Here is “Dazed And Confused” by Jake Holmes from his 1967 album, The Above Ground Sound of Jake Holmes. The Yardbirds saw Jake perform this and Jimmy Page bought the album at Bleeker Bob’s the next day.
*I believe the origin of the violin bow can be seen in this YouTube video of The Creation playing their excellent “Making Time” in 1966. (Eddie Phillips brings the bow out at 1:40)
“Hammer Of The Gods” repeatedly states Led Zeppelin’s affinity for the California sound (“Going To California”), especially San Francisco’s Spirit. Here is a brief instrumental by Randy California, from Spirit (1967)entitled “Taurus”. It’s quite lovely and the central theme is the basis for “Stairway To Heaven”.
“Black Mountain Side” from Led Zeppelin’s debut, and credited to Jimmy Page is really Bert Jansch’s arrangement of the traditional “Black Waterside” with a new title. Bert Jansch (11/03/43-10/05/11) was also influenced by Davy Graham, and like Martin Carthy, not adverse to giving credit. Here is “Black Waterside” from his 1966 album Jack Orion.
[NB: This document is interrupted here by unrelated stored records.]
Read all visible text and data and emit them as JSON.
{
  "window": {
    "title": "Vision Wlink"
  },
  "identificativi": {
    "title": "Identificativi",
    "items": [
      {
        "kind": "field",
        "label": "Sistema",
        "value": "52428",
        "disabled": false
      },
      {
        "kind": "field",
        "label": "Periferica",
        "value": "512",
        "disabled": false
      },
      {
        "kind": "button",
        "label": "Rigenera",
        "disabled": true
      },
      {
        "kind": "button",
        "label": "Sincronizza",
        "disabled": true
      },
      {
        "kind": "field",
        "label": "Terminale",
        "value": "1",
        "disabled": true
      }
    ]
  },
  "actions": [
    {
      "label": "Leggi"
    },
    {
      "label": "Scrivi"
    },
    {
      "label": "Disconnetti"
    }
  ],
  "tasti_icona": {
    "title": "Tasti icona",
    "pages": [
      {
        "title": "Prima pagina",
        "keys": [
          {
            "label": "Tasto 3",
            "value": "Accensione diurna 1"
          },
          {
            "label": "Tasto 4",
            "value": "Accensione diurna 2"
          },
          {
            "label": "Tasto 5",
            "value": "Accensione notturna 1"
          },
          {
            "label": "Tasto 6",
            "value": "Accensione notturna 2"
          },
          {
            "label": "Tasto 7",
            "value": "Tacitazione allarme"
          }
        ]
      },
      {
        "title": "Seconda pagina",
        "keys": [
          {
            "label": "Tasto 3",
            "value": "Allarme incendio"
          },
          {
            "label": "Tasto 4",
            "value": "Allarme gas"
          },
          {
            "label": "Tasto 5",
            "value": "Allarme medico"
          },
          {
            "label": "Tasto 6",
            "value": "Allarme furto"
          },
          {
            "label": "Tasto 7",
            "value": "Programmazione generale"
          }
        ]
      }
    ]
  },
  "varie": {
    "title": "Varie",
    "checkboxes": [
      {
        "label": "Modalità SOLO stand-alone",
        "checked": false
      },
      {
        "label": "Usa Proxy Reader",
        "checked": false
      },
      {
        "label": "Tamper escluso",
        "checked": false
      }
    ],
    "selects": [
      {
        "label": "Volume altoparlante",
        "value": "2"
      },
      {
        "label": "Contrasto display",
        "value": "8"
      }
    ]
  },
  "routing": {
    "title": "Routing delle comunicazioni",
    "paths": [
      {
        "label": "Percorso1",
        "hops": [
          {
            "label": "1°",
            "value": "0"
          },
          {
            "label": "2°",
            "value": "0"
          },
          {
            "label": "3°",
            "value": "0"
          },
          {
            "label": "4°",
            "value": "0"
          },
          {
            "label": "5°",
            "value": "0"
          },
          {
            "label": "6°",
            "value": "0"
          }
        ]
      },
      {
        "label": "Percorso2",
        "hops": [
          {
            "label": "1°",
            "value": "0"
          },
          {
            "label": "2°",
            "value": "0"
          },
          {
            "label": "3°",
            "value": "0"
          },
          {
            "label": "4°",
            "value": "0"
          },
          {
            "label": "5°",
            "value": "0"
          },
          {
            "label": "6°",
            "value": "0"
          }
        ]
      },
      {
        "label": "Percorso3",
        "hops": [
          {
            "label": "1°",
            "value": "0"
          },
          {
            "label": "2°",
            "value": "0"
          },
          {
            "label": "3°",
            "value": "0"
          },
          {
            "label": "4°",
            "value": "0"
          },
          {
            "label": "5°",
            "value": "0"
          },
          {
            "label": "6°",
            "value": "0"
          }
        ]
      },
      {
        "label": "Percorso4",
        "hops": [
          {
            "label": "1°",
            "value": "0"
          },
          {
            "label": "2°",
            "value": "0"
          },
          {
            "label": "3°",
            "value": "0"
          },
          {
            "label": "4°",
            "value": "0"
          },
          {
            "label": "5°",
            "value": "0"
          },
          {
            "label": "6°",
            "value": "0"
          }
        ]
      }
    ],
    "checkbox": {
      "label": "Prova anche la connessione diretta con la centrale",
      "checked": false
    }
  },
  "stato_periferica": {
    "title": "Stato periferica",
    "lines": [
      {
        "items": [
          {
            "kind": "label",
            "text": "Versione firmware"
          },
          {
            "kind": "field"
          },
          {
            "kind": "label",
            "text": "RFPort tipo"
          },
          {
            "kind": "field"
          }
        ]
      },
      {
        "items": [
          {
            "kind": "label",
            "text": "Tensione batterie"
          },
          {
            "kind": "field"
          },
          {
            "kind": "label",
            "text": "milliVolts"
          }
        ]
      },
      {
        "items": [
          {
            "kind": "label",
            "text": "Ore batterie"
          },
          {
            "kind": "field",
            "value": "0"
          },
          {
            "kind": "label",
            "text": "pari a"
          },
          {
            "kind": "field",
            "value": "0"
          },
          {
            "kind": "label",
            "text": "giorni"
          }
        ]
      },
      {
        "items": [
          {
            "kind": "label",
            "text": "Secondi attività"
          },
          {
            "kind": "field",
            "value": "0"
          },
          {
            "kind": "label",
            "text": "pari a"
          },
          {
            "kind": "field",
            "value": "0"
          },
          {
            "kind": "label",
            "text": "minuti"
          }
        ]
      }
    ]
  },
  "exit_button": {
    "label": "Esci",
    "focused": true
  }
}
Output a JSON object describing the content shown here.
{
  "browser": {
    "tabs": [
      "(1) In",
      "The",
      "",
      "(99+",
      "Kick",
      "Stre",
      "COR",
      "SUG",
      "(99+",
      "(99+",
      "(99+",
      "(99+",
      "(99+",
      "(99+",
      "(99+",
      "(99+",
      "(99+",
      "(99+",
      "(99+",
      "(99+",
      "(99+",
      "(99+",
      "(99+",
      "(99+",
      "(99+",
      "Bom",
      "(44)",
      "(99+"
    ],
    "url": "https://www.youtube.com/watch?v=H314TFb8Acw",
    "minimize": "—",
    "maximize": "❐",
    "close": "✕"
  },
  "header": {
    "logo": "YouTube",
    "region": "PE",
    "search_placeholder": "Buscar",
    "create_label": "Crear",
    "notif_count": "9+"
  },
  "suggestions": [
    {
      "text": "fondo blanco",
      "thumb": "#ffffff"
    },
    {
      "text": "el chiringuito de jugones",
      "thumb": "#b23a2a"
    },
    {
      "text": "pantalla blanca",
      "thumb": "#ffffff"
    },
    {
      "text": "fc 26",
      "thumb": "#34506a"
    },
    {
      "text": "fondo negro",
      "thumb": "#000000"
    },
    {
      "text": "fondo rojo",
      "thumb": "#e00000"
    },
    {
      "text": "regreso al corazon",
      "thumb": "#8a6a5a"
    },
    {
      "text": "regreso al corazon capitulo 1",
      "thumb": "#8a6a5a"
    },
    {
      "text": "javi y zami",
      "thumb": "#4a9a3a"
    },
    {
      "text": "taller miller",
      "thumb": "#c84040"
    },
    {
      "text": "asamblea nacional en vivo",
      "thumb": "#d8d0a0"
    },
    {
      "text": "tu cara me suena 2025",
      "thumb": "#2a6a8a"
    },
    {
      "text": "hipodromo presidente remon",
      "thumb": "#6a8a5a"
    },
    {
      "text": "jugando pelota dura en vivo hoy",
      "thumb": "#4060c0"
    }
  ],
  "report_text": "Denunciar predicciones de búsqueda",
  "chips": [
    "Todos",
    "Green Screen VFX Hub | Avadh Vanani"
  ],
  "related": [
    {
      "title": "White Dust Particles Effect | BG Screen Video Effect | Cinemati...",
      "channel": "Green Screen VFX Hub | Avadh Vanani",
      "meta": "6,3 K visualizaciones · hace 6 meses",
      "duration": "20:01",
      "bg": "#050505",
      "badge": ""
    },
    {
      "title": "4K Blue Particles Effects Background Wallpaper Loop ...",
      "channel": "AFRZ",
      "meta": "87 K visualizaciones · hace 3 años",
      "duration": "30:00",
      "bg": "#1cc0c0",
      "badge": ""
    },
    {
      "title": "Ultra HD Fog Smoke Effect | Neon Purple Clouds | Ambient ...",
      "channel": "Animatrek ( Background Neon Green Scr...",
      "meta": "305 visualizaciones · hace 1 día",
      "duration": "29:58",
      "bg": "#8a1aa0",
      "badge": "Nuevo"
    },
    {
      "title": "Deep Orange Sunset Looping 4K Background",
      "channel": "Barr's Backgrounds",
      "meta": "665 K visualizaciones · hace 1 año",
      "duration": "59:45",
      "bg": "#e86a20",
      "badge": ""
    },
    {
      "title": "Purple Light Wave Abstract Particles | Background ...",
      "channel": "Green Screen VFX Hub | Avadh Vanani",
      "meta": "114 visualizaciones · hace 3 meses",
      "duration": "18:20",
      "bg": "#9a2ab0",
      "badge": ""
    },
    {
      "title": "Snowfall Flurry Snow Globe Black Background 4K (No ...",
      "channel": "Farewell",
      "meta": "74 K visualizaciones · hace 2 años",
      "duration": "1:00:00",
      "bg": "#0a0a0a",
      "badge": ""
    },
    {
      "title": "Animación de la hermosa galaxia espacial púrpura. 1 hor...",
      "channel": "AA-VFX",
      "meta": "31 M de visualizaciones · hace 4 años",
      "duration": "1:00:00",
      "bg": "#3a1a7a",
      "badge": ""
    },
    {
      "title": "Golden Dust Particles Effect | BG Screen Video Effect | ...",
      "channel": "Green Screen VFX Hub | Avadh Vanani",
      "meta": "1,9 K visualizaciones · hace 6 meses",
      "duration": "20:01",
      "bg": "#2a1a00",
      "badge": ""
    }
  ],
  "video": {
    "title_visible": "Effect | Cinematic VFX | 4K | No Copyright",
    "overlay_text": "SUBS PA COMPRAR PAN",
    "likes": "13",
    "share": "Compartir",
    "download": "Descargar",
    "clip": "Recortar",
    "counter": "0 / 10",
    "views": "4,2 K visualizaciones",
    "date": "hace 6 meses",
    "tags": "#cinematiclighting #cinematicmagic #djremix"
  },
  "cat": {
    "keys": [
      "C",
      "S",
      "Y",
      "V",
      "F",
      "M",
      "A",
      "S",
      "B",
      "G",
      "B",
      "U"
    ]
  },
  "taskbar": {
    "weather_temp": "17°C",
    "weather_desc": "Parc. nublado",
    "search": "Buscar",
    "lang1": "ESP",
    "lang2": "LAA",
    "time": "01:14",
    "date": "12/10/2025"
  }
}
Led Zeppelin has been sued by and settled with bluesmen for several songs, “Whole Lotta Love”, for instance. I didn’t include them as the blues are slippery, the originals they copied were themselves built on other tunes. That’s blues. I didn’t mention that “Communication Breakdown” is a re-write of Eddie Cochran’s “Nervous Breakdown” because it isn’t as obvious. Most music is built out of other tunes. But you either render it unrecognizable, thus making it yours, or you give credit where credit is due.
Here are a couple Yardbirds tracks Jimmy would rather you didn’t hear:
“Knowing That I’m losing You” later turned up as “Tangerine” with Keith Relf’s uncredited lyrics intact.
The “original” “White Summer” from Little Games (1968)
“Usually my riffs are pretty damn original. [laughs] What can I say?”
Thanks to Willard for turning me onto “Taurus”. While the post was taking shape I ran across Will Shade’s fine article:
“THE THIEVING MAGPIES:
Jimmy Page’s Dubious Recording Legacy
where I found a lot of information/inspiration.
She Moved Through The Fair
Dazed & Confused
Knowing That I’m Losing You